- **THE PROBLEM**
Look through the data below, tally the lines where "description" occurs, and write the total alone.

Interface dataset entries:
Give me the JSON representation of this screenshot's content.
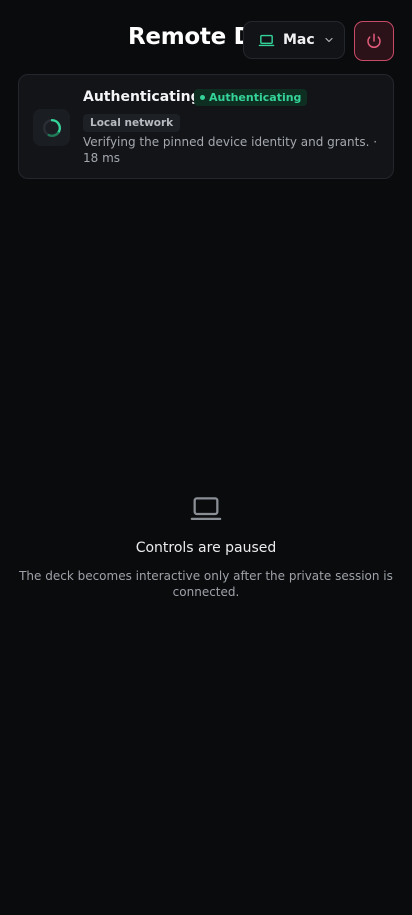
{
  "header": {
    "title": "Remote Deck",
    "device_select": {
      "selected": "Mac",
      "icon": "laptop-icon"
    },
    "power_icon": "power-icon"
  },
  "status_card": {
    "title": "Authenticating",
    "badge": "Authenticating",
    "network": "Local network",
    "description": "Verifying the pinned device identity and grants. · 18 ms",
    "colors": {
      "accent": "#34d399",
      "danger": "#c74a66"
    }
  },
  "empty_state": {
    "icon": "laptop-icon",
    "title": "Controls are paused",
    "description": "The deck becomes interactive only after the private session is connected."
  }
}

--

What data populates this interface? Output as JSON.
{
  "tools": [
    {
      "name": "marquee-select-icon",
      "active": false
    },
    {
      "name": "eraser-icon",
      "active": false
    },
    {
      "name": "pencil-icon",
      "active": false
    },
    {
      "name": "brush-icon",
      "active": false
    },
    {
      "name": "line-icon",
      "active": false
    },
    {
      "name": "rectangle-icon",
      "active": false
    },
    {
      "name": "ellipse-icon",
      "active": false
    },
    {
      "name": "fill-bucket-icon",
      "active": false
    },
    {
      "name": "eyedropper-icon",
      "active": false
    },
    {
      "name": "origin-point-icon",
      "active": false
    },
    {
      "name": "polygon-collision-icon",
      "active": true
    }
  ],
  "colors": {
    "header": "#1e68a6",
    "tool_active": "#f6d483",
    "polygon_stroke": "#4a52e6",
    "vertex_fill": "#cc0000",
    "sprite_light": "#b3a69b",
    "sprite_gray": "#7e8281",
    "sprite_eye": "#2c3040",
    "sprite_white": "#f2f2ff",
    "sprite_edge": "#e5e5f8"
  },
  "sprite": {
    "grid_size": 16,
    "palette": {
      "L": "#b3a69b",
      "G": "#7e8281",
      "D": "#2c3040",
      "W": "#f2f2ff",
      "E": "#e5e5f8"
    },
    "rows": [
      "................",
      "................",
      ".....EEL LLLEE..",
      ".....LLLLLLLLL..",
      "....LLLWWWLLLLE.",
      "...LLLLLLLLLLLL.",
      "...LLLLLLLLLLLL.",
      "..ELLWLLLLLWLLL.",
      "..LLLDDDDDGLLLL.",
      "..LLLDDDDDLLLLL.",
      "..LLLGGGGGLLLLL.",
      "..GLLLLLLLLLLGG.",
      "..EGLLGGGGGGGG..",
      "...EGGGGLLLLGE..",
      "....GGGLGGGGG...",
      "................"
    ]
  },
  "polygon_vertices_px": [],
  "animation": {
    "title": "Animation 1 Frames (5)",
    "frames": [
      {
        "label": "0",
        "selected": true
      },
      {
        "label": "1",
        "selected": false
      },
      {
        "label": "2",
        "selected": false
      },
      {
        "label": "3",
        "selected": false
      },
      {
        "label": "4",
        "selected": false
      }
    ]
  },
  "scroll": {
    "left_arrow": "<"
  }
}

- **WRITTEN ANSWER**
2